Find all lines in the records that include the word "Google", and copy them out.

Component data from apps and pages:
=-=-=

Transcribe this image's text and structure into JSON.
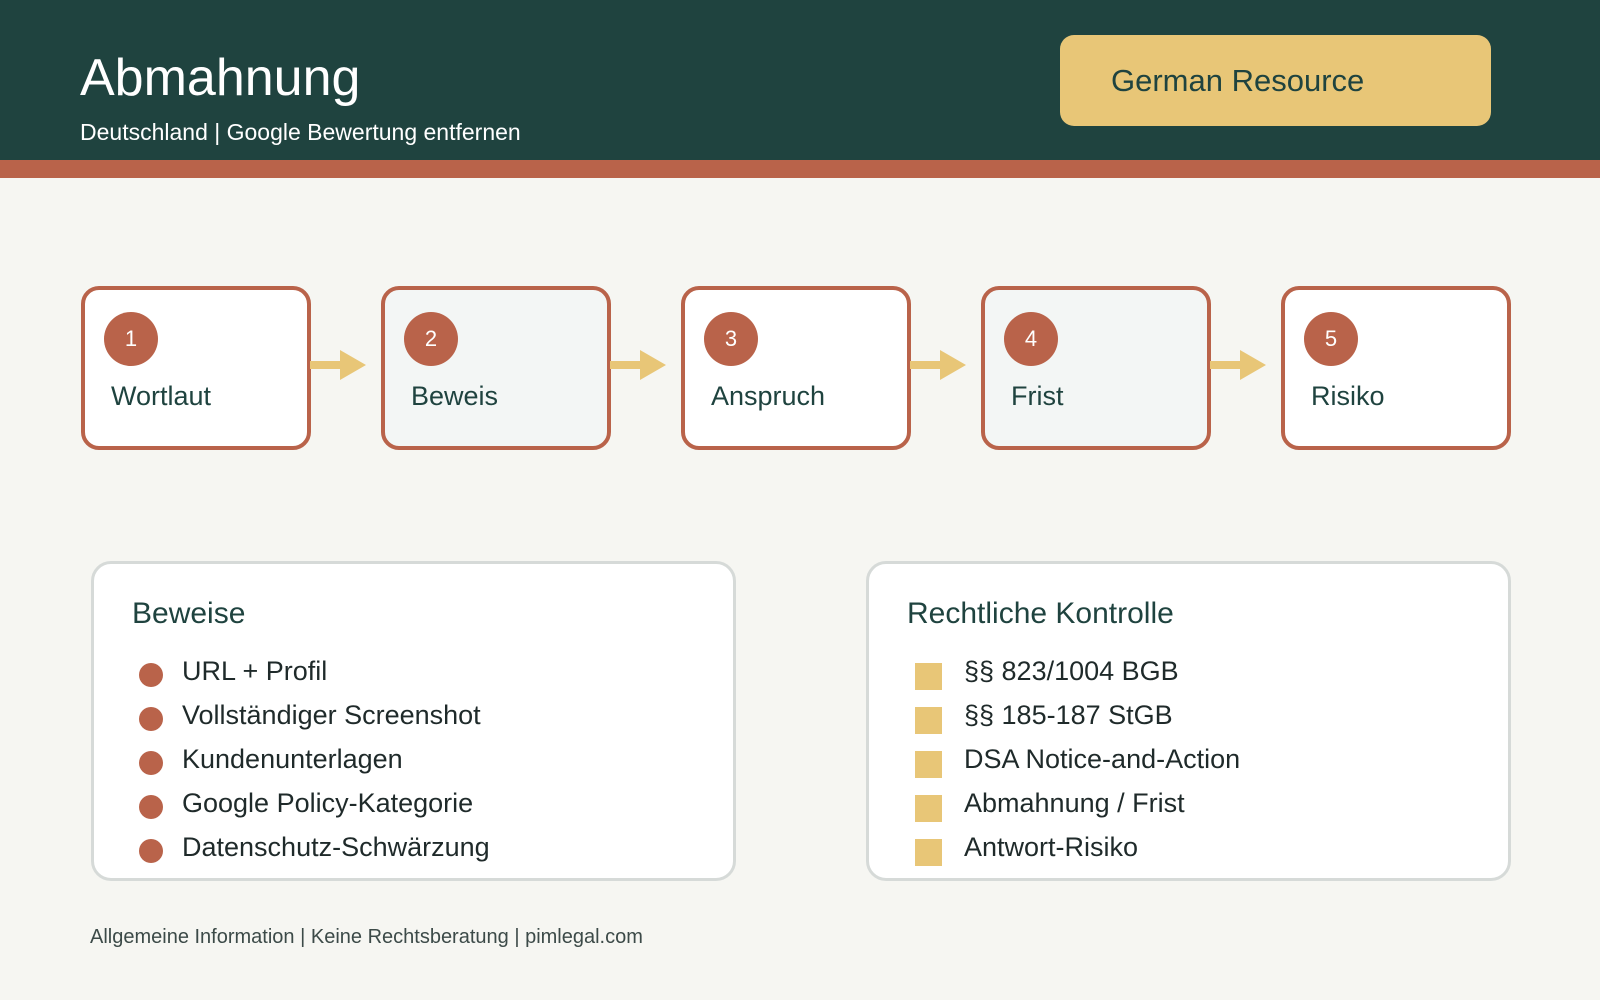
{
  "header": {
    "title": "Abmahnung",
    "subtitle": "Deutschland | Google Bewertung entfernen",
    "badge": "German Resource"
  },
  "steps": [
    {
      "num": "1",
      "label": "Wortlaut"
    },
    {
      "num": "2",
      "label": "Beweis"
    },
    {
      "num": "3",
      "label": "Anspruch"
    },
    {
      "num": "4",
      "label": "Frist"
    },
    {
      "num": "5",
      "label": "Risiko"
    }
  ],
  "evidence": {
    "title": "Beweise",
    "items": [
      "URL + Profil",
      "Vollständiger Screenshot",
      "Kundenunterlagen",
      "Google Policy-Kategorie",
      "Datenschutz-Schwärzung"
    ]
  },
  "legal": {
    "title": "Rechtliche Kontrolle",
    "items": [
      "§§ 823/1004 BGB",
      "§§ 185-187 StGB",
      "DSA Notice-and-Action",
      "Abmahnung / Frist",
      "Antwort-Risiko"
    ]
  },
  "footer": "Allgemeine Information | Keine Rechtsberatung | pimlegal.com",
  "colors": {
    "primary": "#1f433f",
    "accent": "#b9634a",
    "highlight": "#e8c677",
    "background": "#f6f6f2"
  }
}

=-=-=

## [Solved problem]
    "subtitle": "Deutschland | Google Bewertung entfernen",
      "Google Policy-Kategorie",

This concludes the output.